- Task objective
Start at the top of the records below and copy them exactly to the end.

Exercise input: Begin

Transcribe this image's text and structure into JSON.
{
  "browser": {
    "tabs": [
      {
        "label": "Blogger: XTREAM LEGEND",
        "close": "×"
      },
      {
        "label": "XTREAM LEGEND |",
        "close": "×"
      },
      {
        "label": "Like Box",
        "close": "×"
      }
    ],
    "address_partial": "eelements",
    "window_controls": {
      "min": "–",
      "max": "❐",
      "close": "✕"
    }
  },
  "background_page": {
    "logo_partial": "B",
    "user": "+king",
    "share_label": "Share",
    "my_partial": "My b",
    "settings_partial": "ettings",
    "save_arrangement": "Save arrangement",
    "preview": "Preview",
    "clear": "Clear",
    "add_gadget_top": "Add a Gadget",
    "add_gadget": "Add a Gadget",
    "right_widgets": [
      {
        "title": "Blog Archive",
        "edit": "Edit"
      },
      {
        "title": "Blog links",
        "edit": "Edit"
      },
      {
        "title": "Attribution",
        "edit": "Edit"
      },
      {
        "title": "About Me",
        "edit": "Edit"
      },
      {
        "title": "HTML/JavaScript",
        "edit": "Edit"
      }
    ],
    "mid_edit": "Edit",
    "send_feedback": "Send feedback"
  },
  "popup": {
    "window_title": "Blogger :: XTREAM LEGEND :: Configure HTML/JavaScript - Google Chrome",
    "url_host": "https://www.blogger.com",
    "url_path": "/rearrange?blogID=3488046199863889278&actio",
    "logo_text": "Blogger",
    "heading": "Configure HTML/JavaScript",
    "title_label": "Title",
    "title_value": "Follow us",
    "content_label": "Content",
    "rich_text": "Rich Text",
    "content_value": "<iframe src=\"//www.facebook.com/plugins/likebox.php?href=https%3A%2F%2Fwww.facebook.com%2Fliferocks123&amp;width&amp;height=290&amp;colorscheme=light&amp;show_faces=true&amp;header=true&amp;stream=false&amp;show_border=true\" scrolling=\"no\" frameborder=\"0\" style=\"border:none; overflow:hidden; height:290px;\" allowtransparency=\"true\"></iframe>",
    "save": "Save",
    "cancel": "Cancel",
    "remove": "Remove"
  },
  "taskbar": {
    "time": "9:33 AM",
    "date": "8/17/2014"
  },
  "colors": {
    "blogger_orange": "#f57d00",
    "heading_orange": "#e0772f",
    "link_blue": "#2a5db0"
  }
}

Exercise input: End

- Exercise result
Transcribe this image's text and structure into JSON.
{
  "browser": {
    "tabs": [
      {
        "label": "Blogger: XTREAM LEGEND",
        "close": "×"
      },
      {
        "label": "XTREAM LEGEND |",
        "close": "×"
      },
      {
        "label": "Like Box",
        "close": "×"
      }
    ],
    "address_partial": "eelements",
    "window_controls": {
      "min": "–",
      "max": "❐",
      "close": "✕"
    }
  },
  "background_page": {
    "logo_partial": "B",
    "user": "+king",
    "share_label": "Share",
    "my_partial": "My b",
    "settings_partial": "ettings",
    "save_arrangement": "Save arrangement",
    "preview": "Preview",
    "clear": "Clear",
    "add_gadget_top": "Add a Gadget",
    "add_gadget": "Add a Gadget",
    "right_widgets": [
      {
        "title": "Blog Archive",
        "edit": "Edit"
      },
      {
        "title": "Blog links",
        "edit": "Edit"
      },
      {
        "title": "Attribution",
        "edit": "Edit"
      },
      {
        "title": "About Me",
        "edit": "Edit"
      },
      {
        "title": "HTML/JavaScript",
        "edit": "Edit"
      }
    ],
    "mid_edit": "Edit",
    "send_feedback": "Send feedback"
  },
  "popup": {
    "window_title": "Blogger :: XTREAM LEGEND :: Configure HTML/JavaScript - Google Chrome",
    "url_host": "https://www.blogger.com",
    "url_path": "/rearrange?blogID=3488046199863889278&actio",
    "logo_text": "Blogger",
    "heading": "Configure HTML/JavaScript",
    "title_label": "Title",
    "title_value": "Follow us",
    "content_label": "Content",
    "rich_text": "Rich Text",
    "content_value": "<iframe src=\"//www.facebook.com/plugins/likebox.php?href=https%3A%2F%2Fwww.facebook.com%2Fliferocks123&amp;width&amp;height=290&amp;colorscheme=light&amp;show_faces=true&amp;header=true&amp;stream=false&amp;show_border=true\" scrolling=\"no\" frameborder=\"0\" style=\"border:none; overflow:hidden; height:290px;\" allowtransparency=\"true\"></iframe>",
    "save": "Save",
    "cancel": "Cancel",
    "remove": "Remove"
  },
  "taskbar": {
    "time": "9:33 AM",
    "date": "8/17/2014"
  },
  "colors": {
    "blogger_orange": "#f57d00",
    "heading_orange": "#e0772f",
    "link_blue": "#2a5db0"
  }
}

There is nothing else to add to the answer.